SUPPLIED DATA:
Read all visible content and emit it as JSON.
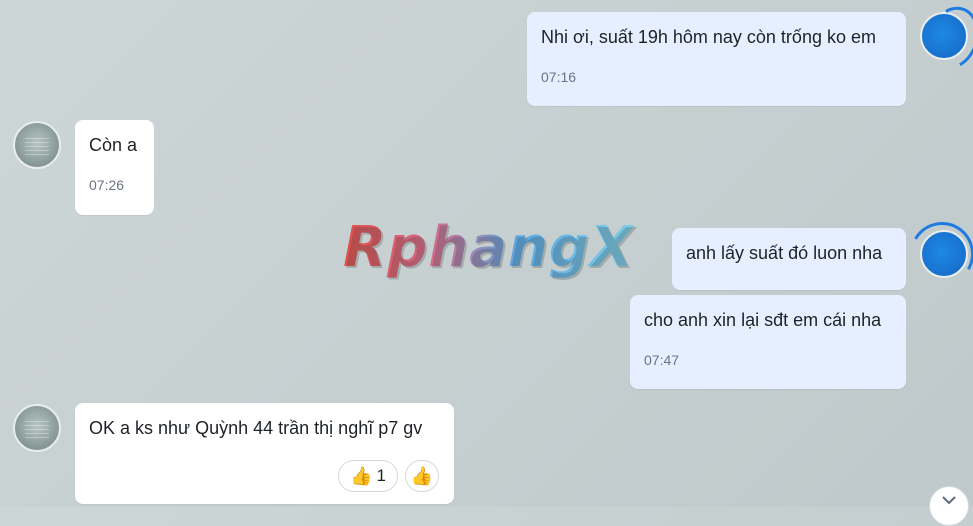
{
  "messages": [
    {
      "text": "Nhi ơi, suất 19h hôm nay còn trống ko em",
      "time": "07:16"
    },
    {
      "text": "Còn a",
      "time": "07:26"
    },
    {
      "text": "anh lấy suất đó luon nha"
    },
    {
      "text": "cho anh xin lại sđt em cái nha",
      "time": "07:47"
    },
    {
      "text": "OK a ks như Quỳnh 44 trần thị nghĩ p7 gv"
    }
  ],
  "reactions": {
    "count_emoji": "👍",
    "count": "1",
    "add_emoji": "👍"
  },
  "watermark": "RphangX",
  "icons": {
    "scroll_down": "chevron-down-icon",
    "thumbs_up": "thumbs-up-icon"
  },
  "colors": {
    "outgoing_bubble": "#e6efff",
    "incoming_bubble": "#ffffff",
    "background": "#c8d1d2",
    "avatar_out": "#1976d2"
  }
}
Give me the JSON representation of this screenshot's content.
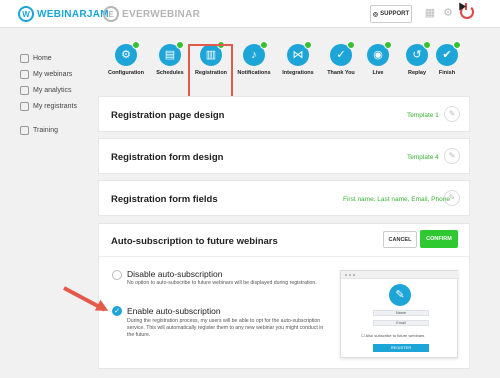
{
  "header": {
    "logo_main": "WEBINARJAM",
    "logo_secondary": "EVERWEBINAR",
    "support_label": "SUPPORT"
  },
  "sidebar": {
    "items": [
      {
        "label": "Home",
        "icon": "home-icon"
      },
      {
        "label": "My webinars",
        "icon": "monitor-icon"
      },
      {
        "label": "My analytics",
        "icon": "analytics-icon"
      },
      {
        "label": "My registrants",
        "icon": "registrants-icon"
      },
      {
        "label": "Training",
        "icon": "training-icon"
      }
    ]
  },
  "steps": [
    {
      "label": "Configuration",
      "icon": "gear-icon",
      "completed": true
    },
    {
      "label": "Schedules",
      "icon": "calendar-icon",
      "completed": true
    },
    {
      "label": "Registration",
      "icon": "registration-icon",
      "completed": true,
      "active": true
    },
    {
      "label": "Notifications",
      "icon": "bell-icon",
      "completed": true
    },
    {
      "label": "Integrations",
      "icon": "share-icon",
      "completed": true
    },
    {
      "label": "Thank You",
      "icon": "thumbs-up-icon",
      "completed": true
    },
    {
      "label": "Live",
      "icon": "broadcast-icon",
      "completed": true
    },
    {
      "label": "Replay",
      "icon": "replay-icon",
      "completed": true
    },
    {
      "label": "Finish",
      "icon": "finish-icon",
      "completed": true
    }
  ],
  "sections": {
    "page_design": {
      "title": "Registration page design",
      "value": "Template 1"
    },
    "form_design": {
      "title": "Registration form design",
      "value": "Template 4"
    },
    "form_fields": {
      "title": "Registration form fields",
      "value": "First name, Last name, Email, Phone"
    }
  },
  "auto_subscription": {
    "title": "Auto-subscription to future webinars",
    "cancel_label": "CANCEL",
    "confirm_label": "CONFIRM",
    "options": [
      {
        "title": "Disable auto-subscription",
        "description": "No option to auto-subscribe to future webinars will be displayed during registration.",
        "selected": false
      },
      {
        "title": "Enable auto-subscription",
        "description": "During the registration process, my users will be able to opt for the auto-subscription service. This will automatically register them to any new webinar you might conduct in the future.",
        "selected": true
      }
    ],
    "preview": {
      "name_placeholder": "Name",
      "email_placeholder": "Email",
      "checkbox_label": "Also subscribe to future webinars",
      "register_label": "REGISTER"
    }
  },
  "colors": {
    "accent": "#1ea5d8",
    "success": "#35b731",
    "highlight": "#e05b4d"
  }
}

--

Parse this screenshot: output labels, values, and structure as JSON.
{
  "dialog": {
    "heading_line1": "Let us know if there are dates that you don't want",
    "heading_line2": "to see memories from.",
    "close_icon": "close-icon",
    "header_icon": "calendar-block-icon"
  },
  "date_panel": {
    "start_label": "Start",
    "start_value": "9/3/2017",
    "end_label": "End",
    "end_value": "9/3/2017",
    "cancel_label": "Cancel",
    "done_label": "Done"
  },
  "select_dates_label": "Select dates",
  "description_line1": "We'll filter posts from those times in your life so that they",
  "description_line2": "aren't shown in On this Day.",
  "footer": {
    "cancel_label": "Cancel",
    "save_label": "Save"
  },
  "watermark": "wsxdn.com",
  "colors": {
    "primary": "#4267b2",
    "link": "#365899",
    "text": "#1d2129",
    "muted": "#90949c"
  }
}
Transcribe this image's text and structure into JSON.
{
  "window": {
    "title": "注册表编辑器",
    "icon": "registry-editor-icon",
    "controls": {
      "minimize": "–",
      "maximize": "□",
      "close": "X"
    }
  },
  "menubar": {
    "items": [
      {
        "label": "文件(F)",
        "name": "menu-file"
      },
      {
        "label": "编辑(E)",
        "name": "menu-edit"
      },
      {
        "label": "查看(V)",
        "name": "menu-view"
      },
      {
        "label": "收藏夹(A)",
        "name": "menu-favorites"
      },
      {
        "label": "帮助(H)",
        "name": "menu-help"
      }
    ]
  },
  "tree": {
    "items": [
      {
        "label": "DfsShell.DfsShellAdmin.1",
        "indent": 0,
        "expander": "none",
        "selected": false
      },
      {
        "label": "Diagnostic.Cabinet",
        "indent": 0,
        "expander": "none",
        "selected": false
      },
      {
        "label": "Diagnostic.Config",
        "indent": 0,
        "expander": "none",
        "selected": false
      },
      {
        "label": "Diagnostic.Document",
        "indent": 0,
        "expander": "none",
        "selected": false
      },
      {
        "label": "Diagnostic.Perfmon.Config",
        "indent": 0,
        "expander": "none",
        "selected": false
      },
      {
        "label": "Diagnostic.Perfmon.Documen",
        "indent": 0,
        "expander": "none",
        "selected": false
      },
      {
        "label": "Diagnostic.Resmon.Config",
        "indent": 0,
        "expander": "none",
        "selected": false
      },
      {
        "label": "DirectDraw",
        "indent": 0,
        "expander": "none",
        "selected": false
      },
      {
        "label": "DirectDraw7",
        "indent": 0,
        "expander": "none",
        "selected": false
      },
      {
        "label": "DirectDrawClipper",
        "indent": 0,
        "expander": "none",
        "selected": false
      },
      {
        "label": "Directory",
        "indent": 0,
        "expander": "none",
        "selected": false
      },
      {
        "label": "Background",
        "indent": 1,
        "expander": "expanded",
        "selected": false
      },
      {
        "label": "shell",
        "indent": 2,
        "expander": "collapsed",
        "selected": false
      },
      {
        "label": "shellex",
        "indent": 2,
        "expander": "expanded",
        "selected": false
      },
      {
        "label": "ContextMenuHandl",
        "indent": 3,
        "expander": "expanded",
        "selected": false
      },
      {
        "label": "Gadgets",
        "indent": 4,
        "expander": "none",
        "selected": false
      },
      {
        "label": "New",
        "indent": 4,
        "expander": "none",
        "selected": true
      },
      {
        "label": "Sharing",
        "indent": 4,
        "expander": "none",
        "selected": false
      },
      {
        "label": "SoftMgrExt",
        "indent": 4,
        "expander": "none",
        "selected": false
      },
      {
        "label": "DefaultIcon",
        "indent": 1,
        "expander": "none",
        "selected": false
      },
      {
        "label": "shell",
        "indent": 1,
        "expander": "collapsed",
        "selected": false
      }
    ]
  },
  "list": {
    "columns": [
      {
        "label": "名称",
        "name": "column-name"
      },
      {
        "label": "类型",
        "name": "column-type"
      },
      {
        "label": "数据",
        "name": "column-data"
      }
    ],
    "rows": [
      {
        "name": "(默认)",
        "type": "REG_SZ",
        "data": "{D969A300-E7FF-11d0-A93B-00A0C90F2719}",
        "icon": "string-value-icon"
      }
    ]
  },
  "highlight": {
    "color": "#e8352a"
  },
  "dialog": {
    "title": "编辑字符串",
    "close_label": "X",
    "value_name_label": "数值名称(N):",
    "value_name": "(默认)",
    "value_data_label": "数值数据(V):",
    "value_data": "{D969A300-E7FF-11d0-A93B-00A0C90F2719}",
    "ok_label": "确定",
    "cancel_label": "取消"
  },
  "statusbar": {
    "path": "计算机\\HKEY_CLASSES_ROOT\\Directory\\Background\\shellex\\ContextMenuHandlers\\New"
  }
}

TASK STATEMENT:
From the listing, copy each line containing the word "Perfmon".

EXERCISE SOLUTION:
        "label": "Diagnostic.Perfmon.Config",
        "label": "Diagnostic.Perfmon.Documen",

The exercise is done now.